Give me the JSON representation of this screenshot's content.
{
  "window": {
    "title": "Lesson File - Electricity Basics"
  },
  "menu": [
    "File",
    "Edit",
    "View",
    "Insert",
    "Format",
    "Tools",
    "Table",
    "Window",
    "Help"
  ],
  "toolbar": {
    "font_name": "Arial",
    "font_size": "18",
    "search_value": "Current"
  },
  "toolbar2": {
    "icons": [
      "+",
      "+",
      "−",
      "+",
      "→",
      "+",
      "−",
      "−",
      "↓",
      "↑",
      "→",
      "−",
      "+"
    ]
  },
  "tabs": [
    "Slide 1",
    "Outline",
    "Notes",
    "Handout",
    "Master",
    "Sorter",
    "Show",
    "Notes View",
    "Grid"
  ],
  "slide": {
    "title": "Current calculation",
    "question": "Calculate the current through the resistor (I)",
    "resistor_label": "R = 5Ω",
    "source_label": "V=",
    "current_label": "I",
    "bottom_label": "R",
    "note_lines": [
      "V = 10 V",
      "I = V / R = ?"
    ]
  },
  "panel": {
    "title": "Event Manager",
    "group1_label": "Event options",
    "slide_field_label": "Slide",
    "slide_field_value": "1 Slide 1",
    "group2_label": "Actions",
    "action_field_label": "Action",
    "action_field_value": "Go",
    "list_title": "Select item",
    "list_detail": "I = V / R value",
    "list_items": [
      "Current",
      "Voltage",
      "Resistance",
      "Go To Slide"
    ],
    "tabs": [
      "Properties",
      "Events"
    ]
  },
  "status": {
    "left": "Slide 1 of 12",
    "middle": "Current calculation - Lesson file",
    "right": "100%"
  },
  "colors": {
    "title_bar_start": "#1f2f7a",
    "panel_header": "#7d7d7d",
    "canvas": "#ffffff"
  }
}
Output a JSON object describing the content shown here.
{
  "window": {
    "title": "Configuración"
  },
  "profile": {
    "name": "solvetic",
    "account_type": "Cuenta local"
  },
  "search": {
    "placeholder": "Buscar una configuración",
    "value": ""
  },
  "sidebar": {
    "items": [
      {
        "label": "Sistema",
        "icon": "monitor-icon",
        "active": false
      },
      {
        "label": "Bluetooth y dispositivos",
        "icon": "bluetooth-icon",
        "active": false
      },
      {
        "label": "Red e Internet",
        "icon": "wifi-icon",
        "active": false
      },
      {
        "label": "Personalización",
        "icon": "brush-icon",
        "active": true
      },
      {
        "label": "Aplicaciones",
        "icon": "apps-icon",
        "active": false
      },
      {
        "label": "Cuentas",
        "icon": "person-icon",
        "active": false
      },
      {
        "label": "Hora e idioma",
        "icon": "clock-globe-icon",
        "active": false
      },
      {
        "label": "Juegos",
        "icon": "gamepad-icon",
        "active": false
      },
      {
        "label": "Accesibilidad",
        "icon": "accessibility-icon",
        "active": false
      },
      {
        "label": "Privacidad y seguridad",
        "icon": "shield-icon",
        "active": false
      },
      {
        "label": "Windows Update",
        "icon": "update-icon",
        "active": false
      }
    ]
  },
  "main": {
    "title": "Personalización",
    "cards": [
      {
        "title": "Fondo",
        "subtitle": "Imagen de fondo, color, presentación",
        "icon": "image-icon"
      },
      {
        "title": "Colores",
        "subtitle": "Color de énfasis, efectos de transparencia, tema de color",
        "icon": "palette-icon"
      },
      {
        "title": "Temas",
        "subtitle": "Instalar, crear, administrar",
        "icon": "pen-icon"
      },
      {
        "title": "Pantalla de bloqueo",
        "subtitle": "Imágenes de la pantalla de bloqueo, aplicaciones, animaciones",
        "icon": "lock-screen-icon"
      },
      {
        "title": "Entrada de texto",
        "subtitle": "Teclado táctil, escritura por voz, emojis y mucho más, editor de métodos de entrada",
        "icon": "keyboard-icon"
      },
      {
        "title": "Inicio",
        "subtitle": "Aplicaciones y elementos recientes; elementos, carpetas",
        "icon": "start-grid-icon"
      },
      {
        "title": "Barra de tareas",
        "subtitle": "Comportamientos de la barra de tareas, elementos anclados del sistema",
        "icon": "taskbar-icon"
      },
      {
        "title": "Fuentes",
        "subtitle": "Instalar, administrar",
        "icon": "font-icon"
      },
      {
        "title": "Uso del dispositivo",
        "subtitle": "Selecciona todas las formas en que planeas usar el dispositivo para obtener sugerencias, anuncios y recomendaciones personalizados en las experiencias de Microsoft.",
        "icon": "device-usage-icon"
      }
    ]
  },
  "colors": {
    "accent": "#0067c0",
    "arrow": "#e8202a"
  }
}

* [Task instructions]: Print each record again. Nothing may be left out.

* [Your response]:
Give me the JSON representation of this screenshot's content.
{
  "window": {
    "title": "Lesson File - Electricity Basics"
  },
  "menu": [
    "File",
    "Edit",
    "View",
    "Insert",
    "Format",
    "Tools",
    "Table",
    "Window",
    "Help"
  ],
  "toolbar": {
    "font_name": "Arial",
    "font_size": "18",
    "search_value": "Current"
  },
  "toolbar2": {
    "icons": [
      "+",
      "+",
      "−",
      "+",
      "→",
      "+",
      "−",
      "−",
      "↓",
      "↑",
      "→",
      "−",
      "+"
    ]
  },
  "tabs": [
    "Slide 1",
    "Outline",
    "Notes",
    "Handout",
    "Master",
    "Sorter",
    "Show",
    "Notes View",
    "Grid"
  ],
  "slide": {
    "title": "Current calculation",
    "question": "Calculate the current through the resistor (I)",
    "resistor_label": "R = 5Ω",
    "source_label": "V=",
    "current_label": "I",
    "bottom_label": "R",
    "note_lines": [
      "V = 10 V",
      "I = V / R = ?"
    ]
  },
  "panel": {
    "title": "Event Manager",
    "group1_label": "Event options",
    "slide_field_label": "Slide",
    "slide_field_value": "1 Slide 1",
    "group2_label": "Actions",
    "action_field_label": "Action",
    "action_field_value": "Go",
    "list_title": "Select item",
    "list_detail": "I = V / R value",
    "list_items": [
      "Current",
      "Voltage",
      "Resistance",
      "Go To Slide"
    ],
    "tabs": [
      "Properties",
      "Events"
    ]
  },
  "status": {
    "left": "Slide 1 of 12",
    "middle": "Current calculation - Lesson file",
    "right": "100%"
  },
  "colors": {
    "title_bar_start": "#1f2f7a",
    "panel_header": "#7d7d7d",
    "canvas": "#ffffff"
  }
}
Output a JSON object describing the content shown here.
{
  "window": {
    "title": "Configuración"
  },
  "profile": {
    "name": "solvetic",
    "account_type": "Cuenta local"
  },
  "search": {
    "placeholder": "Buscar una configuración",
    "value": ""
  },
  "sidebar": {
    "items": [
      {
        "label": "Sistema",
        "icon": "monitor-icon",
        "active": false
      },
      {
        "label": "Bluetooth y dispositivos",
        "icon": "bluetooth-icon",
        "active": false
      },
      {
        "label": "Red e Internet",
        "icon": "wifi-icon",
        "active": false
      },
      {
        "label": "Personalización",
        "icon": "brush-icon",
        "active": true
      },
      {
        "label": "Aplicaciones",
        "icon": "apps-icon",
        "active": false
      },
      {
        "label": "Cuentas",
        "icon": "person-icon",
        "active": false
      },
      {
        "label": "Hora e idioma",
        "icon": "clock-globe-icon",
        "active": false
      },
      {
        "label": "Juegos",
        "icon": "gamepad-icon",
        "active": false
      },
      {
        "label": "Accesibilidad",
        "icon": "accessibility-icon",
        "active": false
      },
      {
        "label": "Privacidad y seguridad",
        "icon": "shield-icon",
        "active": false
      },
      {
        "label": "Windows Update",
        "icon": "update-icon",
        "active": false
      }
    ]
  },
  "main": {
    "title": "Personalización",
    "cards": [
      {
        "title": "Fondo",
        "subtitle": "Imagen de fondo, color, presentación",
        "icon": "image-icon"
      },
      {
        "title": "Colores",
        "subtitle": "Color de énfasis, efectos de transparencia, tema de color",
        "icon": "palette-icon"
      },
      {
        "title": "Temas",
        "subtitle": "Instalar, crear, administrar",
        "icon": "pen-icon"
      },
      {
        "title": "Pantalla de bloqueo",
        "subtitle": "Imágenes de la pantalla de bloqueo, aplicaciones, animaciones",
        "icon": "lock-screen-icon"
      },
      {
        "title": "Entrada de texto",
        "subtitle": "Teclado táctil, escritura por voz, emojis y mucho más, editor de métodos de entrada",
        "icon": "keyboard-icon"
      },
      {
        "title": "Inicio",
        "subtitle": "Aplicaciones y elementos recientes; elementos, carpetas",
        "icon": "start-grid-icon"
      },
      {
        "title": "Barra de tareas",
        "subtitle": "Comportamientos de la barra de tareas, elementos anclados del sistema",
        "icon": "taskbar-icon"
      },
      {
        "title": "Fuentes",
        "subtitle": "Instalar, administrar",
        "icon": "font-icon"
      },
      {
        "title": "Uso del dispositivo",
        "subtitle": "Selecciona todas las formas en que planeas usar el dispositivo para obtener sugerencias, anuncios y recomendaciones personalizados en las experiencias de Microsoft.",
        "icon": "device-usage-icon"
      }
    ]
  },
  "colors": {
    "accent": "#0067c0",
    "arrow": "#e8202a"
  }
}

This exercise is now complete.